For today’s queer Torontonian, the concepts of open relationships, polyamory and a host of other non-monogamist set-ups are at least familiar, if perhaps not personally viable. However, listening to the overwhelming rhetoric on either side of the gay marriage debate, or even a pop radio show, is a clear reminder that we live in a largely monogamist society.
“Every romance movie ever is about your one true love and all that crap. You see it from before you can even speak,” says Carly Chamberlain, director of a dramatic double bill that presents two drastically different approaches to non-monogamy. “We’re setting ourselves up for, if not failure, at least disappointment.”
In some senses, Neoteny Theatre’s production of George Bernard Shaw’s Overruled and Neil LaBute’s Romance can be seen as a counterweight to a culture that overwhelmingly expects committed exclusivity.
The Shaw play, a little-known comedy from 1912, tells the tale of two couples who split up to vacation separately and end up falling for each other’s spouses. Yet instead of engaging in a typical jealousy drama, the four lovers take a rationalist approach to the situation despite their deeply embedded sense of social protocol.
Neoteny’s production gives life to the play’s comedic timing and slapstick — with a particularly hilarious performance by Caitlin Stewart. But Shaw also makes a bold statement for his epoch.
“Shaw felt like everyone would be a lot happier if people at the time, and it still applies now, spent less time projecting a certain morality they felt they had to live up to and instead were just honest,” Chamberlain says.
This attitude is certainly held by the women in the play. While their husbands obsess over what’s “proper,” the wives don’t seem to see what the big deal is — and at some moments seem more interested in each other than either of their outwardly conflicted partners.
Yet part of the pleasure for the men, it seems, is indeed the sense of transgression against what they name to be right. “Passion is not real passion without guilt,” one of the husbands declares halfway through the piece.
The second piece, Romance, takes a decidedly darker approach to the fetishization of guilt. The short work from 2010 reveals that, almost 100 years later, betrayal and cruelty still dog supposedly committed romantic endeavours. What’s more, the characters even seem to prefer the violence of deception to the possibility of sincere communication.
An interesting experiment, the two-character drama is written in such a way that each character could be played by any gender. In his notes for the piece, LaBute says the intention of Romance was “to explore the limits of gender and power onstage.”
To this end, Neoteny will be mounting four versions of the play, two of which feature straight couples and two of which involve same-sex pairings. To encourage audiences to experience the differences, each ticket comes with a promotional code offering a 50-percent discount to come back.
“The dynamic of the two women together has a much different feel than all of the other three,” observes Chamberlain, who says she took a hands-off directorial approach with the players.

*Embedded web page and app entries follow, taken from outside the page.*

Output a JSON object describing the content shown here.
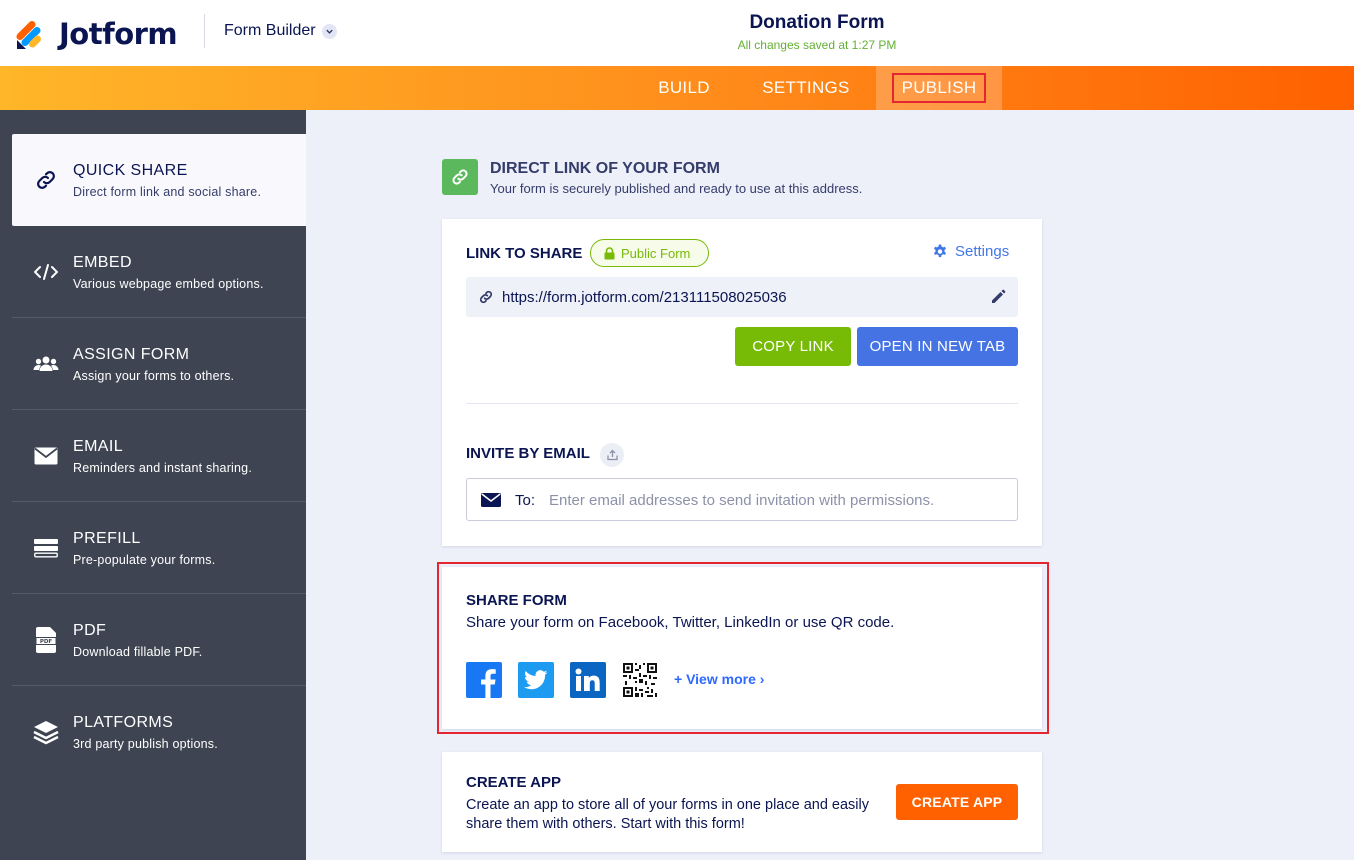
{
  "header": {
    "logo_text": "Jotform",
    "mode_label": "Form Builder",
    "form_title": "Donation Form",
    "save_status": "All changes saved at 1:27 PM"
  },
  "nav": {
    "tabs": [
      {
        "label": "BUILD"
      },
      {
        "label": "SETTINGS"
      },
      {
        "label": "PUBLISH",
        "active": true
      }
    ]
  },
  "sidebar": {
    "items": [
      {
        "title": "QUICK SHARE",
        "subtitle": "Direct form link and social share.",
        "icon": "link-icon",
        "active": true
      },
      {
        "title": "EMBED",
        "subtitle": "Various webpage embed options.",
        "icon": "code-icon"
      },
      {
        "title": "ASSIGN FORM",
        "subtitle": "Assign your forms to others.",
        "icon": "users-icon"
      },
      {
        "title": "EMAIL",
        "subtitle": "Reminders and instant sharing.",
        "icon": "envelope-icon"
      },
      {
        "title": "PREFILL",
        "subtitle": "Pre-populate your forms.",
        "icon": "prefill-icon"
      },
      {
        "title": "PDF",
        "subtitle": "Download fillable PDF.",
        "icon": "pdf-icon"
      },
      {
        "title": "PLATFORMS",
        "subtitle": "3rd party publish options.",
        "icon": "layers-icon"
      }
    ]
  },
  "direct_link": {
    "title": "DIRECT LINK OF YOUR FORM",
    "subtitle": "Your form is securely published and ready to use at this address."
  },
  "link_card": {
    "label": "LINK TO SHARE",
    "badge": "Public Form",
    "settings_label": "Settings",
    "url": "https://form.jotform.com/213111508025036",
    "copy_label": "COPY LINK",
    "open_label": "OPEN IN NEW TAB",
    "invite_label": "INVITE BY EMAIL",
    "email_to": "To:",
    "email_placeholder": "Enter email addresses to send invitation with permissions."
  },
  "share_card": {
    "title": "SHARE FORM",
    "subtitle": "Share your form on Facebook, Twitter, LinkedIn or use QR code.",
    "view_more": "View more"
  },
  "app_card": {
    "title": "CREATE APP",
    "description": "Create an app to store all of your forms in one place and easily share them with others. Start with this form!",
    "button_label": "CREATE APP"
  },
  "colors": {
    "accent_orange": "#ff6100",
    "green": "#78bb07",
    "blue": "#4573e3",
    "sidebar_bg": "#3e4451",
    "highlight_red": "#e3262f"
  }
}
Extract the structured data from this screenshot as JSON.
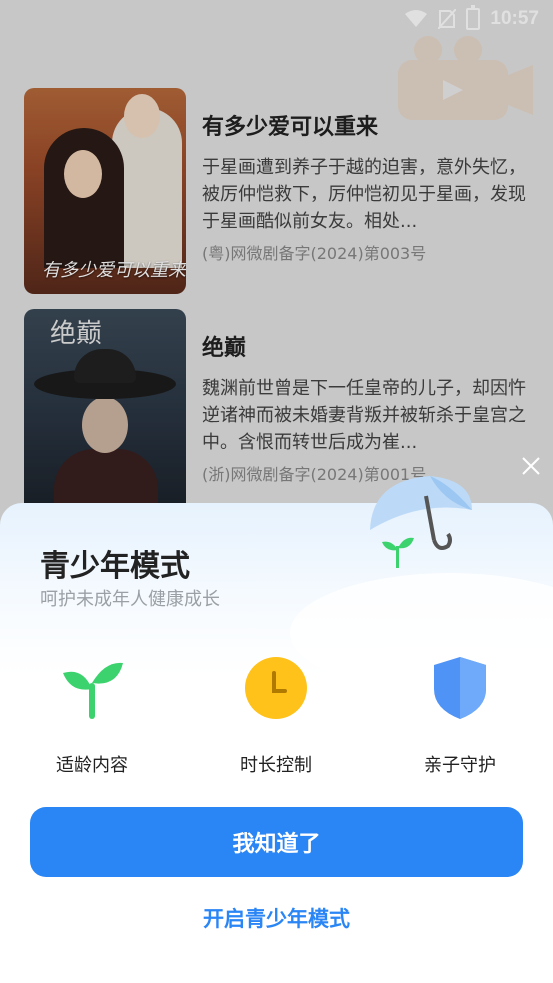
{
  "status_bar": {
    "time": "10:57"
  },
  "dramas": [
    {
      "poster_text": "有多少爱可以重来",
      "title": "有多少爱可以重来",
      "description": "于星画遭到养子于越的迫害，意外失忆，被厉仲恺救下，厉仲恺初见于星画，发现于星画酷似前女友。相处...",
      "license": "(粤)网微剧备字(2024)第003号"
    },
    {
      "poster_text": "绝巅",
      "title": "绝巅",
      "description": "魏渊前世曾是下一任皇帝的儿子，却因忤逆诸神而被未婚妻背叛并被斩杀于皇宫之中。含恨而转世后成为崔...",
      "license": "(浙)网微剧备字(2024)第001号"
    }
  ],
  "sheet": {
    "title": "青少年模式",
    "subtitle": "呵护未成年人健康成长",
    "features": [
      {
        "label": "适龄内容",
        "icon": "sprout-icon"
      },
      {
        "label": "时长控制",
        "icon": "clock-icon"
      },
      {
        "label": "亲子守护",
        "icon": "shield-icon"
      }
    ],
    "primary_button": "我知道了",
    "link_button": "开启青少年模式"
  },
  "colors": {
    "accent": "#2b86f5",
    "green": "#3cd36e",
    "yellow": "#ffc21a",
    "shield": "#4f93f7"
  }
}
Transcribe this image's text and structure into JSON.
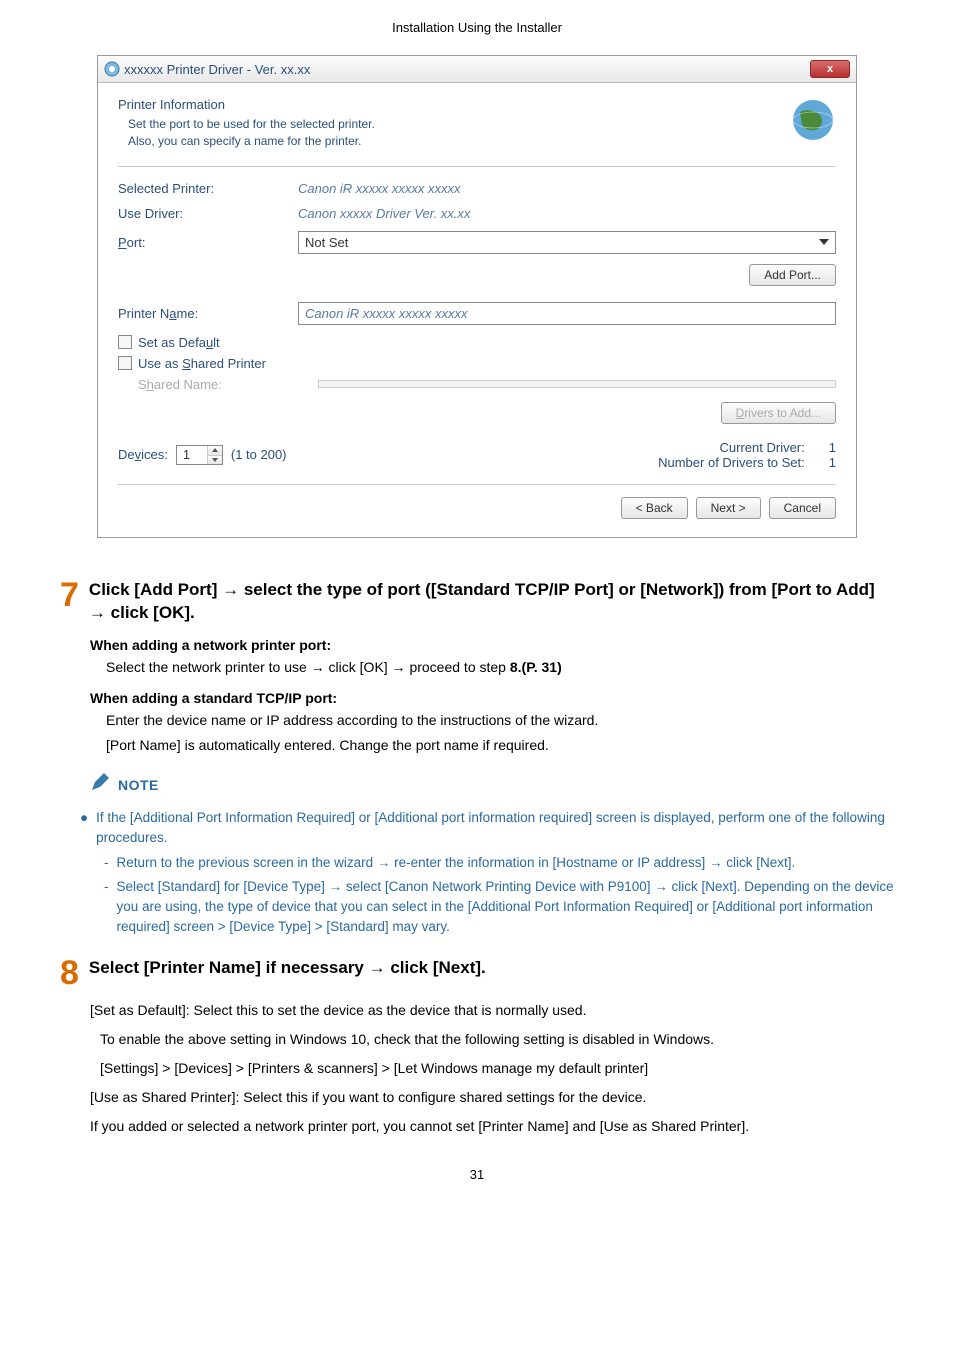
{
  "page_header": "Installation Using the Installer",
  "dialog": {
    "title": "xxxxxx Printer Driver - Ver. xx.xx",
    "close_glyph": "x",
    "section_title": "Printer Information",
    "section_sub": "Set the port to be used for the selected printer.\nAlso, you can specify a name for the printer.",
    "labels": {
      "selected_printer": "Selected Printer:",
      "use_driver": "Use Driver:",
      "port": "Port:",
      "printer_name": "Printer Name:",
      "set_default": "Set as Default",
      "shared_printer": "Use as Shared Printer",
      "shared_name": "Shared Name:",
      "devices": "Devices:",
      "devices_range": "(1 to 200)",
      "current_driver": "Current Driver:",
      "num_drivers": "Number of Drivers to Set:"
    },
    "values": {
      "selected_printer": "Canon iR xxxxx xxxxx xxxxx",
      "use_driver": "Canon xxxxx Driver Ver. xx.xx",
      "port": "Not Set",
      "printer_name": "Canon iR xxxxx xxxxx xxxxx",
      "devices": "1",
      "current_driver": "1",
      "num_drivers": "1"
    },
    "buttons": {
      "add_port": "Add Port...",
      "drivers_to_add": "Drivers to Add...",
      "back": "< Back",
      "next": "Next >",
      "cancel": "Cancel"
    }
  },
  "step7": {
    "num": "7",
    "title": "Click [Add Port] → select the type of port ([Standard TCP/IP Port] or [Network]) from [Port to Add] → click [OK].",
    "sub1_head": "When adding a network printer port:",
    "sub1_body_a": "Select the network printer to use → click [OK] → proceed to step ",
    "sub1_body_b": "8.(P. 31)",
    "sub2_head": "When adding a standard TCP/IP port:",
    "sub2_body1": "Enter the device name or IP address according to the instructions of the wizard.",
    "sub2_body2": "[Port Name] is automatically entered. Change the port name if required."
  },
  "note": {
    "label": "NOTE",
    "bullet1": "If the [Additional Port Information Required] or [Additional port information required] screen is displayed, perform one of the following procedures.",
    "dash1": "Return to the previous screen in the wizard → re-enter the information in [Hostname or IP address] → click [Next].",
    "dash2": "Select [Standard] for [Device Type] → select [Canon Network Printing Device with P9100] → click [Next]. Depending on the device you are using, the type of device that you can select in the [Additional Port Information Required] or [Additional port information required] screen > [Device Type] > [Standard] may vary."
  },
  "step8": {
    "num": "8",
    "title": "Select [Printer Name] if necessary → click [Next].",
    "p1": "[Set as Default]: Select this to set the device as the device that is normally used.",
    "p2": "To enable the above setting in Windows 10, check that the following setting is disabled in Windows.",
    "p3": "[Settings] > [Devices] > [Printers & scanners] > [Let Windows manage my default printer]",
    "p4": "[Use as Shared Printer]: Select this if you want to configure shared settings for the device.",
    "p5": "If you added or selected a network printer port, you cannot set [Printer Name] and [Use as Shared Printer]."
  },
  "page_number": "31"
}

While changing actors will always modify the effect of a role, the juxtaposition of straight and gay couples in this production certainly raises the question: how might heterosexual and queer folks interact differently with various models of commitment? The idea that queer people, already excluded from “traditional” relationships, are more likely to engage in open relationships is convincing for some. Indeed, straight friends who are reluctant to accept the advice of their non-monogamist friends are quick to quip, “But you can get away with that — you’re gay.”
However, Overruled and Romance together invite audiences to consider that, today or a century ago, straight or gay, most of us are still trying to figure out this whole “relationship” thing.
Neoteny Theatre Presents: Overruled/Romance
Runs until Sat, April 6
Red Sandcastle Theatre
922 Queen St E